Young football players may be at risk for stroke, according to a study published in the journal Child Neurology.

Looking at various cases linked to teen football players, researchers from the University of Indiana found contributing factors that increase the risk of strokes.

These include: repeated neurological injury, increase in hyperventilation, increase in obesity, use of caffeinated energy drinks and use of anabolic steroids.

"Organized childhood tackle football in the United States can begin at age 5 years, leading to potentially decades of repeated brain injuries. In addition, the body mass index of the United States pediatric football-playing population continues to increase, so the forces experienced by tackled pediatric players continues to increase," wrote Dr. Jared R. Brosch and Dr. Meredith R. Golomb.

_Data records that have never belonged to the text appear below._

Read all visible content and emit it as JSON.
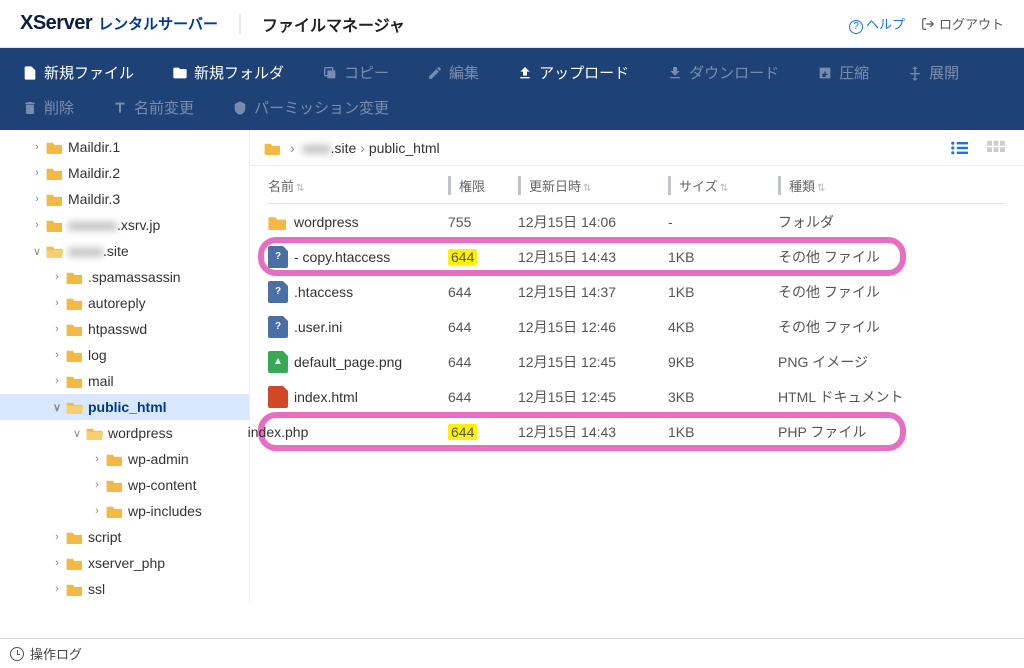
{
  "header": {
    "logo_main": "XServer",
    "logo_sub": "レンタルサーバー",
    "app_name": "ファイルマネージャ",
    "help": "ヘルプ",
    "logout": "ログアウト"
  },
  "toolbar": {
    "row1": [
      {
        "id": "new-file",
        "label": "新規ファイル",
        "enabled": true
      },
      {
        "id": "new-folder",
        "label": "新規フォルダ",
        "enabled": true
      },
      {
        "id": "copy",
        "label": "コピー",
        "enabled": false
      },
      {
        "id": "edit",
        "label": "編集",
        "enabled": false
      },
      {
        "id": "upload",
        "label": "アップロード",
        "enabled": true
      },
      {
        "id": "download",
        "label": "ダウンロード",
        "enabled": false
      },
      {
        "id": "compress",
        "label": "圧縮",
        "enabled": false
      }
    ],
    "row2": [
      {
        "id": "extract",
        "label": "展開",
        "enabled": false
      },
      {
        "id": "delete",
        "label": "削除",
        "enabled": false
      },
      {
        "id": "rename",
        "label": "名前変更",
        "enabled": false
      },
      {
        "id": "permission",
        "label": "パーミッション変更",
        "enabled": false
      }
    ]
  },
  "tree": [
    {
      "label": "Maildir.1",
      "depth": 1,
      "expanded": false,
      "open": false
    },
    {
      "label": "Maildir.2",
      "depth": 1,
      "expanded": false,
      "open": false
    },
    {
      "label": "Maildir.3",
      "depth": 1,
      "expanded": false,
      "open": false
    },
    {
      "label": ".xsrv.jp",
      "depth": 1,
      "expanded": false,
      "open": false,
      "blur": true,
      "blurred_prefix": "xxxxxxx"
    },
    {
      "label": ".site",
      "depth": 1,
      "expanded": true,
      "open": true,
      "blur": true,
      "blurred_prefix": "xxxxx"
    },
    {
      "label": ".spamassassin",
      "depth": 2,
      "expanded": false,
      "open": false
    },
    {
      "label": "autoreply",
      "depth": 2,
      "expanded": false,
      "open": false
    },
    {
      "label": "htpasswd",
      "depth": 2,
      "expanded": false,
      "open": false
    },
    {
      "label": "log",
      "depth": 2,
      "expanded": false,
      "open": false
    },
    {
      "label": "mail",
      "depth": 2,
      "expanded": false,
      "open": false
    },
    {
      "label": "public_html",
      "depth": 2,
      "expanded": true,
      "open": true,
      "active": true
    },
    {
      "label": "wordpress",
      "depth": 3,
      "expanded": true,
      "open": true
    },
    {
      "label": "wp-admin",
      "depth": 4,
      "expanded": false,
      "open": false
    },
    {
      "label": "wp-content",
      "depth": 4,
      "expanded": false,
      "open": false
    },
    {
      "label": "wp-includes",
      "depth": 4,
      "expanded": false,
      "open": false
    },
    {
      "label": "script",
      "depth": 2,
      "expanded": false,
      "open": false
    },
    {
      "label": "xserver_php",
      "depth": 2,
      "expanded": false,
      "open": false
    },
    {
      "label": "ssl",
      "depth": 2,
      "expanded": false,
      "open": false
    }
  ],
  "breadcrumb": {
    "segments": [
      {
        "label": "xxxxx.site",
        "blur": true
      },
      {
        "label": "public_html",
        "blur": false
      }
    ]
  },
  "columns": {
    "name": "名前",
    "perm": "権限",
    "date": "更新日時",
    "size": "サイズ",
    "type": "種類"
  },
  "files": [
    {
      "icon": "folder",
      "name": "wordpress",
      "perm": "755",
      "date": "12月15日 14:06",
      "size": "-",
      "type": "フォルダ",
      "highlight": false
    },
    {
      "icon": "unknown",
      "name": "- copy.htaccess",
      "perm": "644",
      "date": "12月15日 14:43",
      "size": "1KB",
      "type": "その他 ファイル",
      "highlight": true
    },
    {
      "icon": "unknown",
      "name": ".htaccess",
      "perm": "644",
      "date": "12月15日 14:37",
      "size": "1KB",
      "type": "その他 ファイル",
      "highlight": false
    },
    {
      "icon": "unknown",
      "name": ".user.ini",
      "perm": "644",
      "date": "12月15日 12:46",
      "size": "4KB",
      "type": "その他 ファイル",
      "highlight": false
    },
    {
      "icon": "image",
      "name": "default_page.png",
      "perm": "644",
      "date": "12月15日 12:45",
      "size": "9KB",
      "type": "PNG イメージ",
      "highlight": false
    },
    {
      "icon": "html",
      "name": "index.html",
      "perm": "644",
      "date": "12月15日 12:45",
      "size": "3KB",
      "type": "HTML ドキュメント",
      "highlight": false
    },
    {
      "icon": "php",
      "name": "index.php",
      "perm": "644",
      "date": "12月15日 14:43",
      "size": "1KB",
      "type": "PHP ファイル",
      "highlight": true
    }
  ],
  "bottom": {
    "log": "操作ログ"
  },
  "icon_colors": {
    "folder": "#f4b942",
    "unknown": "#4a6fa5",
    "image": "#3aa757",
    "html": "#d24726",
    "php": "#6c5bb3"
  }
}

"Further work is needed to understand how repeated high-impact large-force trauma from childhood football affects the immature central nervous system," concluded the authors.